**Material provided:**

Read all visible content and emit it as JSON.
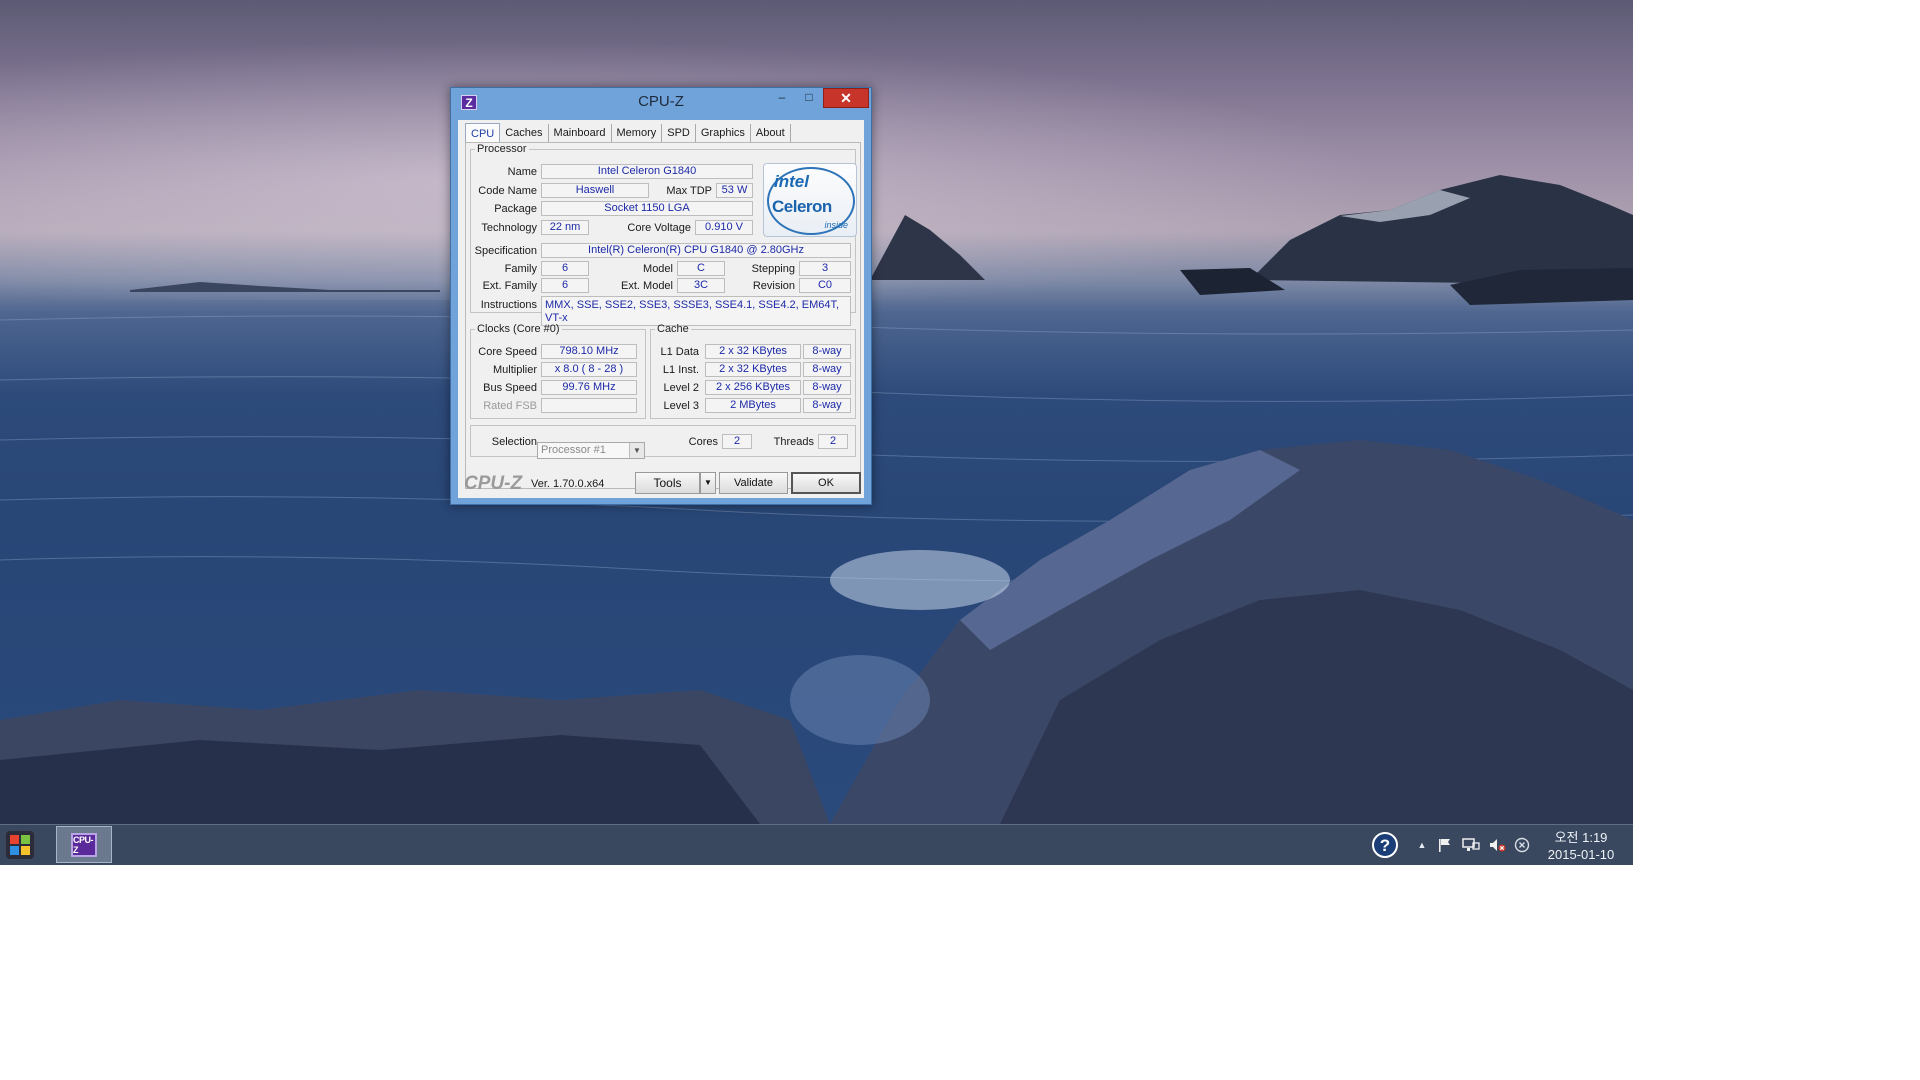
{
  "window": {
    "title": "CPU-Z",
    "icon_letter": "Z",
    "minimize": "–",
    "maximize": "□",
    "close": "✕"
  },
  "tabs": [
    "CPU",
    "Caches",
    "Mainboard",
    "Memory",
    "SPD",
    "Graphics",
    "About"
  ],
  "active_tab": "CPU",
  "processor": {
    "legend": "Processor",
    "name_label": "Name",
    "name": "Intel Celeron G1840",
    "codename_label": "Code Name",
    "codename": "Haswell",
    "maxtdp_label": "Max TDP",
    "maxtdp": "53 W",
    "package_label": "Package",
    "package": "Socket 1150 LGA",
    "technology_label": "Technology",
    "technology": "22 nm",
    "corevoltage_label": "Core Voltage",
    "corevoltage": "0.910 V",
    "specification_label": "Specification",
    "specification": "Intel(R) Celeron(R) CPU G1840 @ 2.80GHz",
    "family_label": "Family",
    "family": "6",
    "model_label": "Model",
    "model": "C",
    "stepping_label": "Stepping",
    "stepping": "3",
    "extfamily_label": "Ext. Family",
    "extfamily": "6",
    "extmodel_label": "Ext. Model",
    "extmodel": "3C",
    "revision_label": "Revision",
    "revision": "C0",
    "instructions_label": "Instructions",
    "instructions": "MMX, SSE, SSE2, SSE3, SSSE3, SSE4.1, SSE4.2, EM64T, VT-x",
    "logo_top": "intel",
    "logo_brand": "Celeron",
    "logo_inside": "inside"
  },
  "clocks": {
    "legend": "Clocks (Core #0)",
    "corespeed_label": "Core Speed",
    "corespeed": "798.10 MHz",
    "multiplier_label": "Multiplier",
    "multiplier": "x 8.0 ( 8 - 28 )",
    "busspeed_label": "Bus Speed",
    "busspeed": "99.76 MHz",
    "ratedfsb_label": "Rated FSB",
    "ratedfsb": ""
  },
  "cache": {
    "legend": "Cache",
    "rows": [
      {
        "label": "L1 Data",
        "size": "2 x 32 KBytes",
        "way": "8-way"
      },
      {
        "label": "L1 Inst.",
        "size": "2 x 32 KBytes",
        "way": "8-way"
      },
      {
        "label": "Level 2",
        "size": "2 x 256 KBytes",
        "way": "8-way"
      },
      {
        "label": "Level 3",
        "size": "2 MBytes",
        "way": "8-way"
      }
    ]
  },
  "selection": {
    "label": "Selection",
    "value": "Processor #1",
    "cores_label": "Cores",
    "cores": "2",
    "threads_label": "Threads",
    "threads": "2"
  },
  "footer": {
    "brand": "CPU-Z",
    "version": "Ver. 1.70.0.x64",
    "tools": "Tools",
    "validate": "Validate",
    "ok": "OK"
  },
  "taskbar": {
    "app_label": "CPU-Z",
    "clock_time": "오전 1:19",
    "clock_date": "2015-01-10",
    "tray_icons": [
      "help-icon",
      "show-hidden-icons-chevron",
      "action-center-flag-icon",
      "network-icon",
      "volume-muted-icon",
      "close-circle-icon"
    ]
  },
  "colors": {
    "title_bar": "#6fa3d9",
    "close_button": "#c7342a",
    "value_text": "#1d2aa8",
    "intel_blue": "#1b6ab5",
    "cpuz_purple": "#5a2ca0"
  }
}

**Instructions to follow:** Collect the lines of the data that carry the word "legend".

**Answer box:**
    "legend": "Processor",
    "legend": "Clocks (Core #0)",
    "legend": "Cache",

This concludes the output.